::: PROVIDED DATA

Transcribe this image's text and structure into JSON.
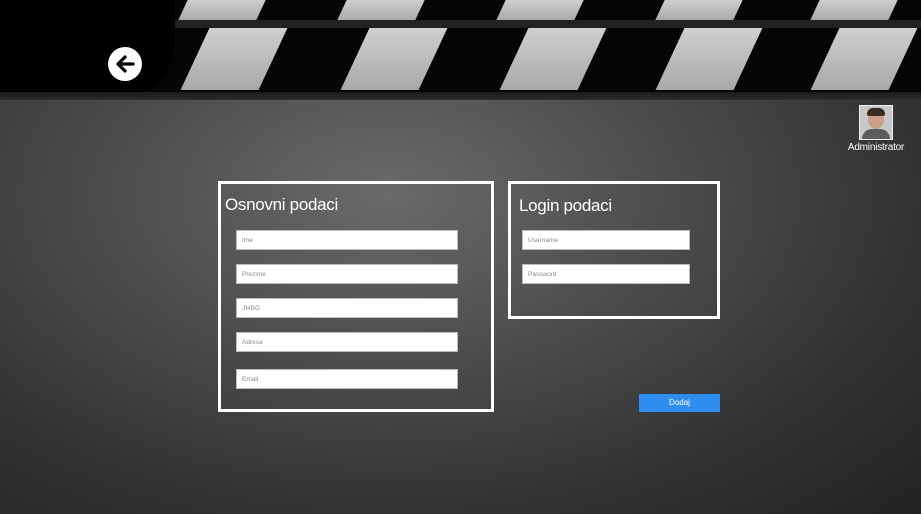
{
  "header": {
    "back_icon": "arrow-left-icon"
  },
  "user": {
    "name": "Administrator",
    "avatar_icon": "user-avatar"
  },
  "basic_panel": {
    "title": "Osnovni podaci",
    "fields": [
      {
        "placeholder": "Ime",
        "value": ""
      },
      {
        "placeholder": "Prezime",
        "value": ""
      },
      {
        "placeholder": "JMBG",
        "value": ""
      },
      {
        "placeholder": "Adresa",
        "value": ""
      },
      {
        "placeholder": "Email",
        "value": ""
      }
    ]
  },
  "login_panel": {
    "title": "Login podaci",
    "fields": [
      {
        "placeholder": "Username",
        "value": ""
      },
      {
        "placeholder": "Password",
        "value": ""
      }
    ]
  },
  "submit_label": "Dodaj",
  "colors": {
    "accent": "#2f8def",
    "panel_border": "#ffffff"
  }
}
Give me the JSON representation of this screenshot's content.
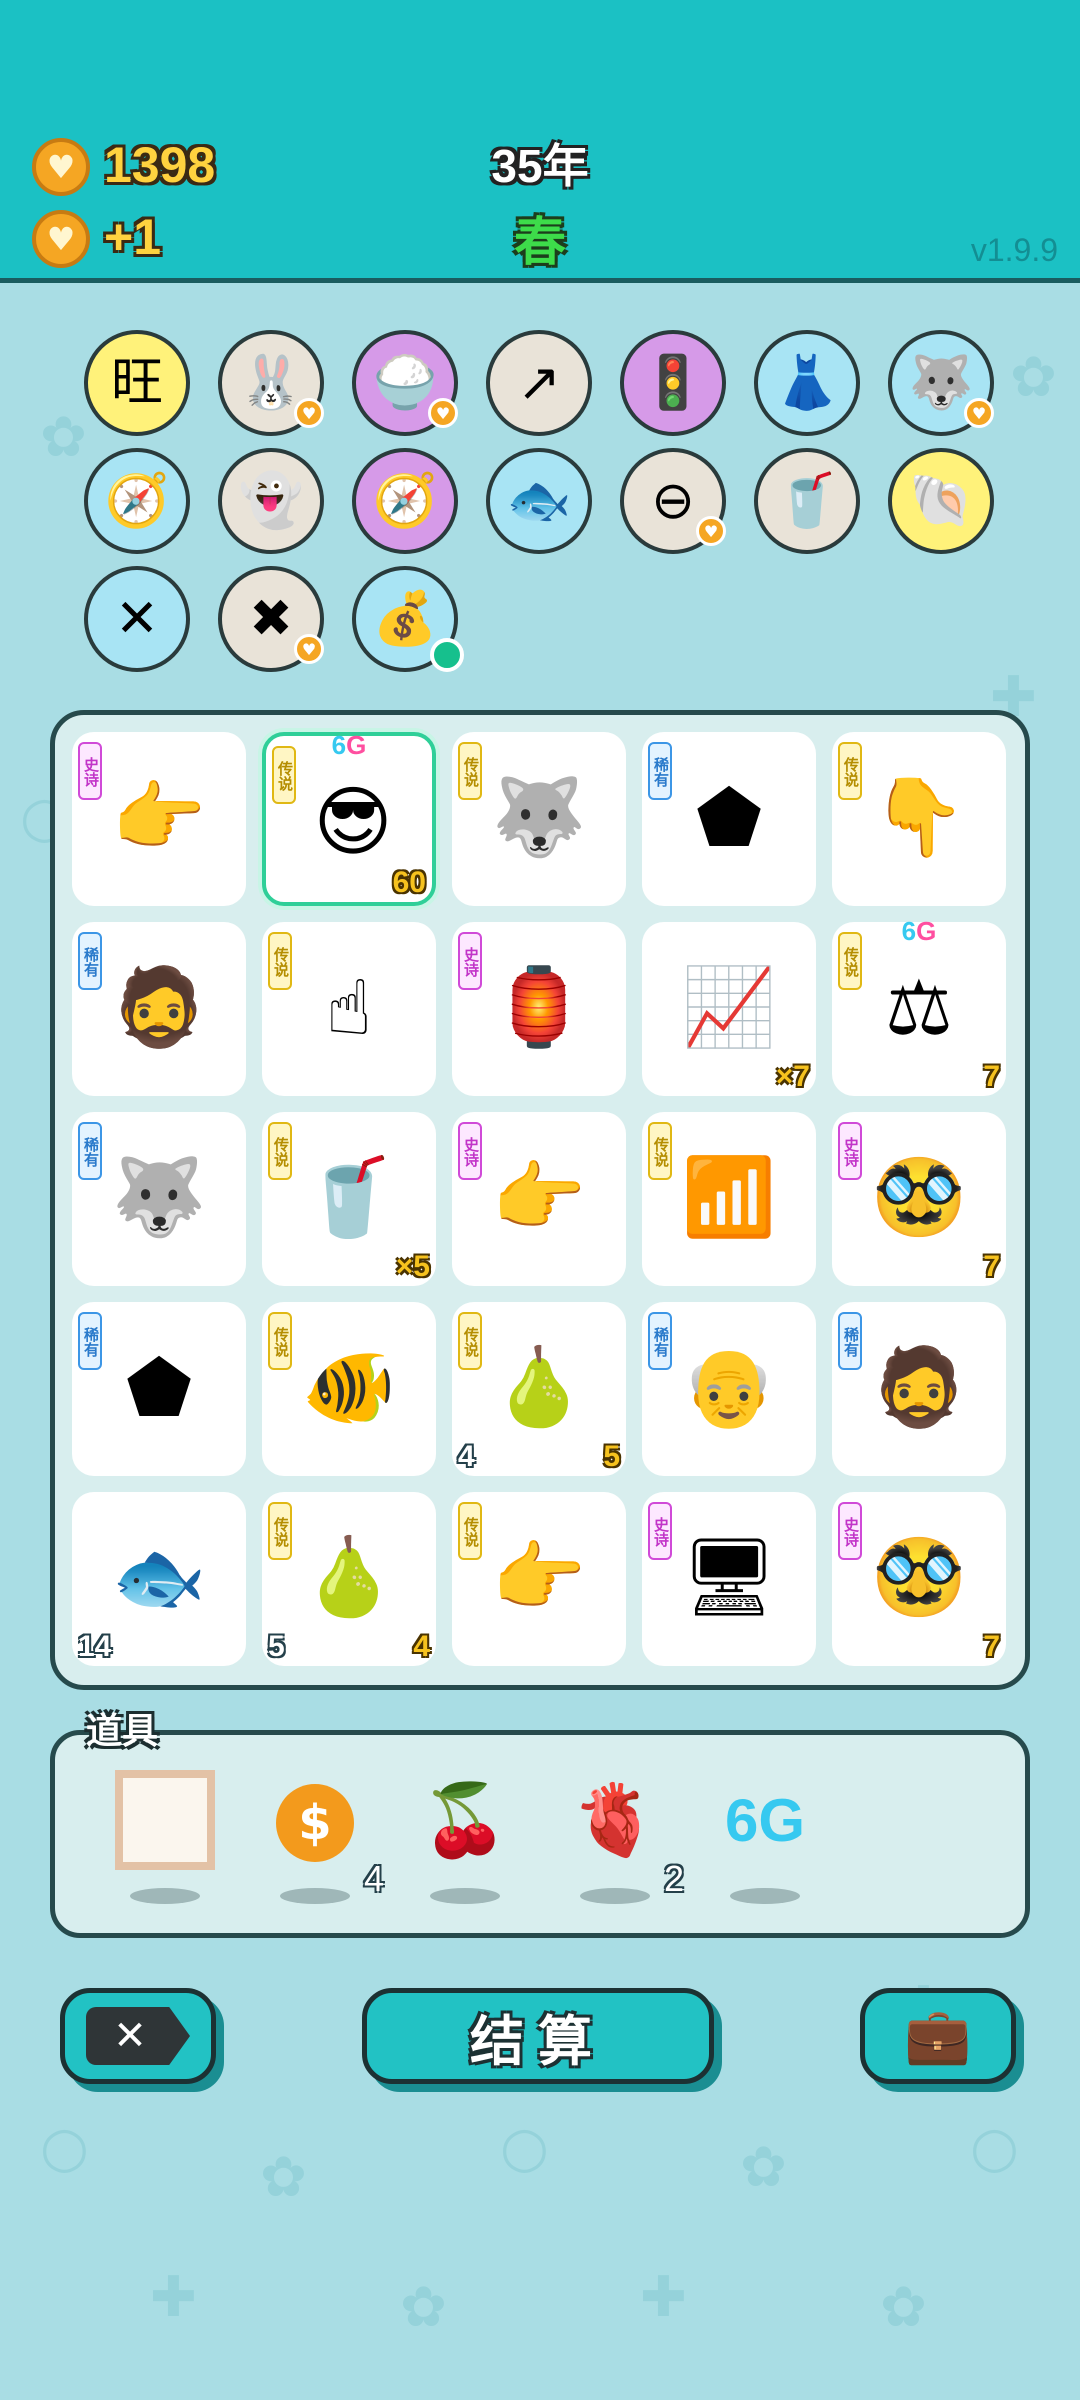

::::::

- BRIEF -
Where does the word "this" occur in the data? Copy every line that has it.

- WORKED SOLUTION -
Transcribe this image's text and structure into JSON.
Give me the JSON representation of this screenshot's content.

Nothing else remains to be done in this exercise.